The Christmas season is a time when awards and end of the year honors are talked about. Whether it is the Golden Globes, Time’s Person of The Year or the Oscars this is the time of year when people suggest and nominate people for excellence or notoriety in the past year. Of course there is a set of nominations named at this time of year that are nominally more relevant to me than the Golden Globes, but for which I have as good a chance of winning as I do an Oscar – the ECNY Awards.
ECNY awards stand for “Excellence in Comedy, New York.” Now, I am unabashedly competitive. I have always been competitive – academically, athletically, even when walking down the street and I feel like someone is trying to pass me and walk faster. It is why I have repeatedly entered comedy contests to the point of possibly being insane;I hope and want to win (and win money). If I was less competitive I would probably be a happier person with my comedy career and wouldn’t go ballistic whenever read a Facebook update about someone booking clubs or shows that I have not/cannot.
That’s me. Asshole? Perhaps. But I admit who I am. One problem I have with comedy awards is that this business is so littered with “real people” who pretend to abhor awards and competitions. They are the folks who will strut around saying “awards have no place in comedy” and “competitions are stupid” and “how do you judge comedy with awards?” but then cannot wait to seek validation through giving and receiving these awards. Comedy is like the acting world, but with less transparency of people’s ambitions. The whole scene reminds me of the goth kids on South Park, who considered themselves too cool for mainstream and think that they are incredibly unique and uncompromising individuals, not realizing that they themselves had participated in forming their own group-think and cliche.

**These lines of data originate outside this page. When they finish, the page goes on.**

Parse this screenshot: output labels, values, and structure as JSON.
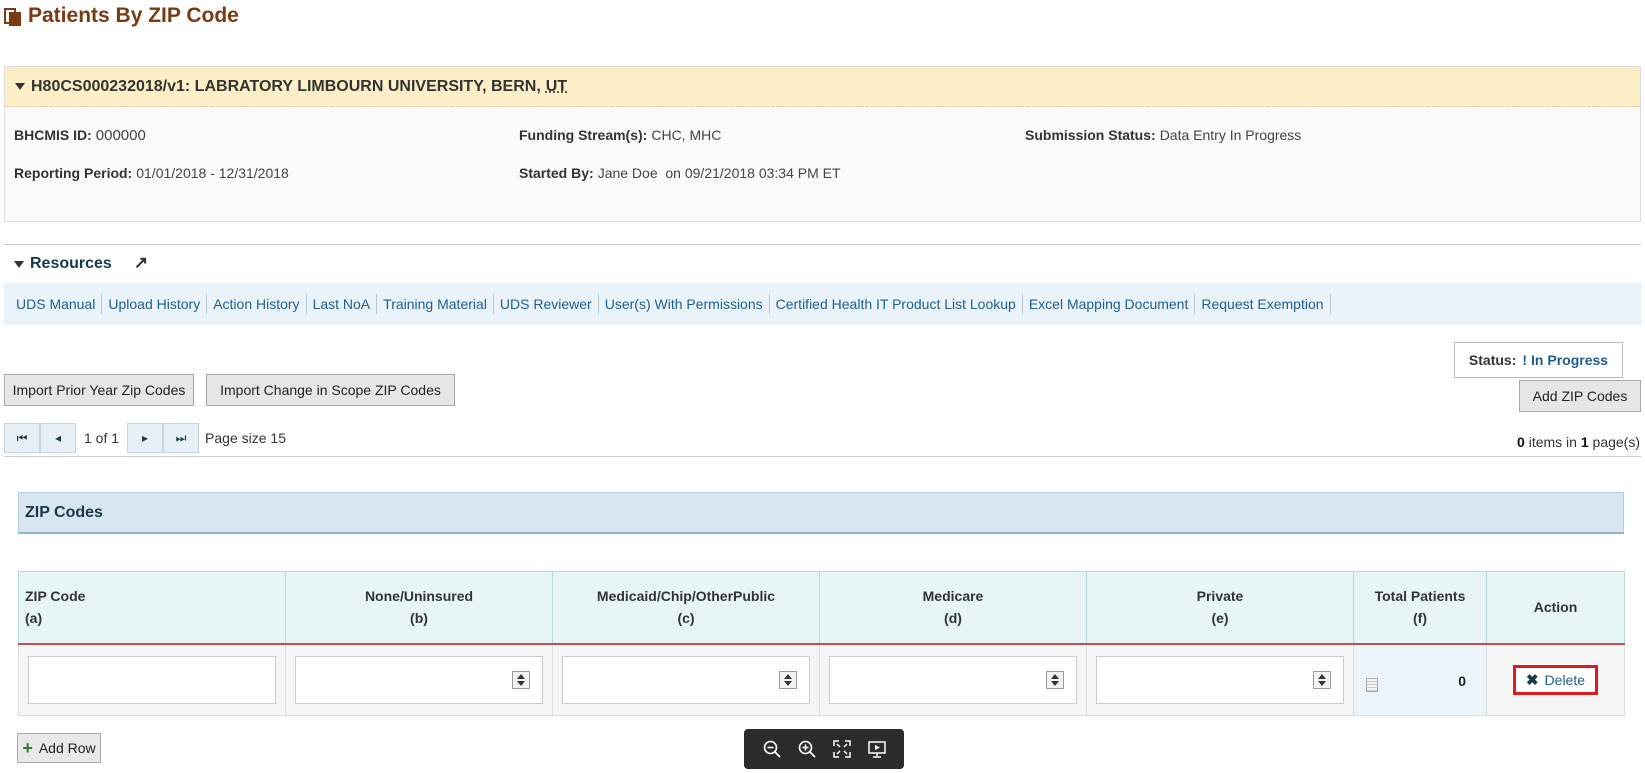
{
  "page": {
    "title": "Patients By ZIP Code"
  },
  "grant": {
    "header": "H80CS000232018/v1: LABRATORY LIMBOURN UNIVERSITY, BERN,",
    "state": "UT",
    "bhcmis_label": "BHCMIS ID:",
    "bhcmis_value": "000000",
    "funding_label": "Funding Stream(s):",
    "funding_value": "CHC, MHC",
    "submission_label": "Submission Status:",
    "submission_value": "Data Entry In Progress",
    "period_label": "Reporting Period:",
    "period_value": "01/01/2018 - 12/31/2018",
    "started_label": "Started By:",
    "started_value": "Jane Doe  on 09/21/2018 03:34 PM ET"
  },
  "resources": {
    "title": "Resources",
    "links": [
      "UDS Manual",
      "Upload History",
      "Action History",
      "Last NoA",
      "Training Material",
      "UDS Reviewer",
      "User(s) With Permissions",
      "Certified Health IT Product List Lookup",
      "Excel Mapping Document",
      "Request Exemption"
    ]
  },
  "status": {
    "label": "Status:",
    "icon": "!",
    "value": "In Progress"
  },
  "toolbar": {
    "import_prior": "Import Prior Year Zip Codes",
    "import_scope": "Import Change in Scope ZIP Codes",
    "add_zip": "Add ZIP Codes"
  },
  "pager": {
    "info": "1 of 1",
    "page_size": "Page size 15",
    "items_count": "0",
    "items_mid": " items in ",
    "pages_count": "1",
    "items_end": " page(s)"
  },
  "section": {
    "title": "ZIP Codes"
  },
  "table": {
    "columns": [
      {
        "name": "ZIP Code",
        "sub": "(a)"
      },
      {
        "name": "None/Uninsured",
        "sub": "(b)"
      },
      {
        "name": "Medicaid/Chip/OtherPublic",
        "sub": "(c)"
      },
      {
        "name": "Medicare",
        "sub": "(d)"
      },
      {
        "name": "Private",
        "sub": "(e)"
      },
      {
        "name": "Total Patients",
        "sub": "(f)"
      },
      {
        "name": "Action",
        "sub": ""
      }
    ],
    "row": {
      "total": "0",
      "delete_label": "Delete"
    }
  },
  "add_row": {
    "label": "Add Row"
  },
  "colors": {
    "title": "#7a3a12",
    "link": "#1f5f8b",
    "highlight": "#e0191f",
    "header_bg": "#fcefc7"
  }
}
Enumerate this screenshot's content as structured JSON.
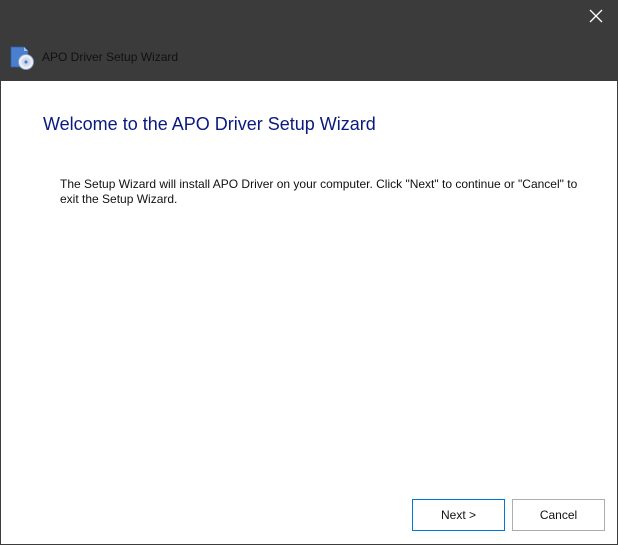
{
  "window": {
    "title": "APO Driver Setup Wizard"
  },
  "icons": {
    "app": "setup-disc-icon",
    "close": "close-icon"
  },
  "main": {
    "heading": "Welcome to the APO Driver Setup Wizard",
    "body": "The Setup Wizard will install APO Driver on your computer.  Click \"Next\" to continue or \"Cancel\" to exit the Setup Wizard."
  },
  "buttons": {
    "next_label": "Next >",
    "cancel_label": "Cancel"
  },
  "colors": {
    "titlebar": "#3b3b3b",
    "heading": "#0a1a7f",
    "focus_border": "#0078d7"
  }
}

There is a parade of nominations that occur and I think a couple of people have nominated me for a few things, and I nominated my Brett Favre video (hey can 5,000 YouTube viewers be wrong? absolutely). But like TSA at airports, I believe the nomination process is cosmetic. Any comedian on Facebook in the NYC area should be able to predict who will be nominated for these awards. So with that said I will be re-naming some of the awards to reflect my predicted nominees. Of course, this is (mostly) not aimed at the nominees, but simply at the process, for which the dye is already cast, and at the people who would act above awards and pretend to be artists but because of industry carrots dangling before them, are unabashedly competitive. Your categories are:
Best Male Comedian – “Who has the most television appearances this year – Comedy Central Presents a Plus, Comix appearances also a plus.”

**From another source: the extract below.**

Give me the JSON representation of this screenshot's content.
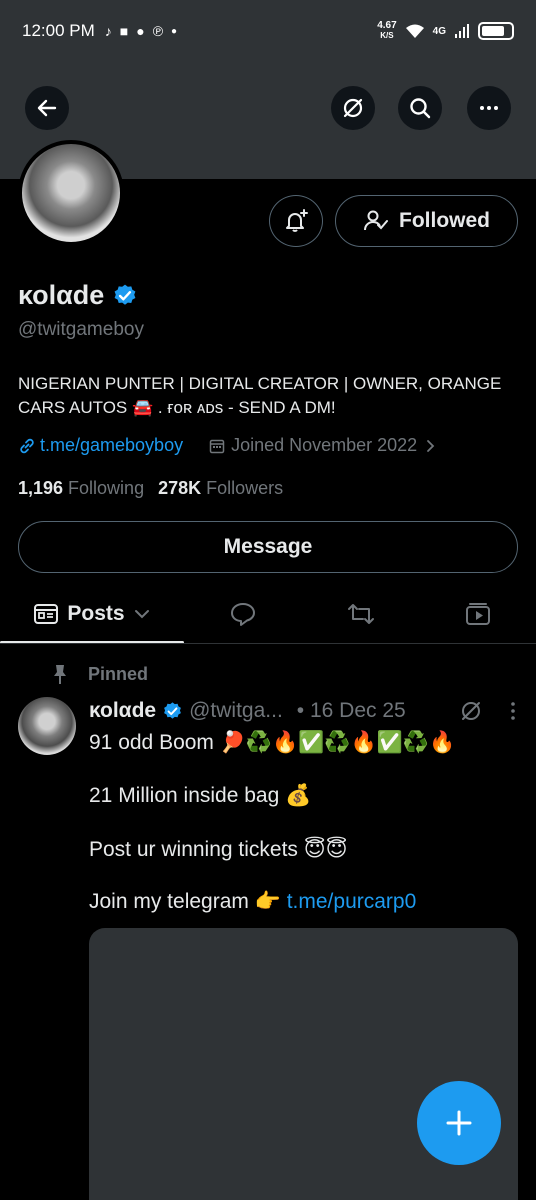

Best Female Comedian – see above
Best Host – “Who runs the shows most heavily promoted by Time Out NY”
Best Podcast – “All comics listen to Marc Maron, right? So how about him and 4 others. Did he already win? Fu*k.”
Best Sketch Video – “Have the people nominated last year done any new videos this year, because it would take too long to watch lots of videos from people we do not know.”
“Best Improv Group” – “Improv is painful most of the time, but to look all-encompassing as a comedy awards show here ya go”
Best Website – “What websites, regardless of design and innovation, are the best at promoting already established acts or acts with sufficient industry heat behind them, while never critiquing or offering substantive industry commentary or criticism beyond consensus beliefs for fear of risking their own access to events?”
Outstanding achievement in tweeting – “which hyper liberal with possible Comedy Central connections do we like?”
Emerging Comic – “If you are on Facebook enough and get enough invites to Time Out NY-favorite and Comix shows you will know at least 3 or 4 of the nominees (New York’s Funniest finalists from the contest preceding the NY Comedy Festival a definite plus.
Now of course, most of the people nominated will be talented and funny and I do not mean to disparage them. And I have no problem with awards shows. But the charade of a nomination process (sort of the on-line version of “open call” casting lines) coupled with the “awards are beneath comedy” hypocrisy make this sort of an offensive exercise. Do you really think dozens of podcasts are being reviewed for quality, humor and insight? Or that hundreds or maybe thousands of YouTube videos are being watched? It is not that seeing 5 talented comedians get nominated is a crime – no one will be upset with the eventual nominees. But the injustice is in promoting a charade as some egalitarian and official process, while I believe that if even one good comedian (let alone dozens) is not given equal recognition and consideration for his or her nominated work then the whole process is corrupt. But there is some industry presence at these awards, which combined with an outpouring of delusional submissions for nominees gives an air of legitimacy that is far bigger than it should be. I would have no problem with a committee picking all the nominees without an open process. But like Presidential and Congressional elections, the powers that be need the proletariat to engage in the process to give it legitimacy, while simultaneously undermining their own interests by participating.
But a sincere good luck to most of the eventual/already decided nominees – you all work hard at what you do and comedy is a great thing, even if the comedy business sucks. But if we can be honest about this: there is a new award category this year for the ECNYs – where people can nominate their own category. How about: “biggest charade.”
But here is the most telling thing I learned about comedy over the last couple of years. I wrote a blog not so long ago that basically denounced the comedy industry (not comedy itself) as just a microcosm of American capitalism run amok. I bashed bringer shows and open call lines in particular, but generally the culture of a profession that could take people’s dreams and personal work and manipulate those for one-sided financial gain. The blog was forwarded around extensively and I had many people comment on it and tell me in person that they thought it was great. The thing you need to know about comedy is this – over half the comments posted to the blog and supporting what I had wrote were left under pseudonyms or anonymous. Good thing there’s no award for courage in comedy.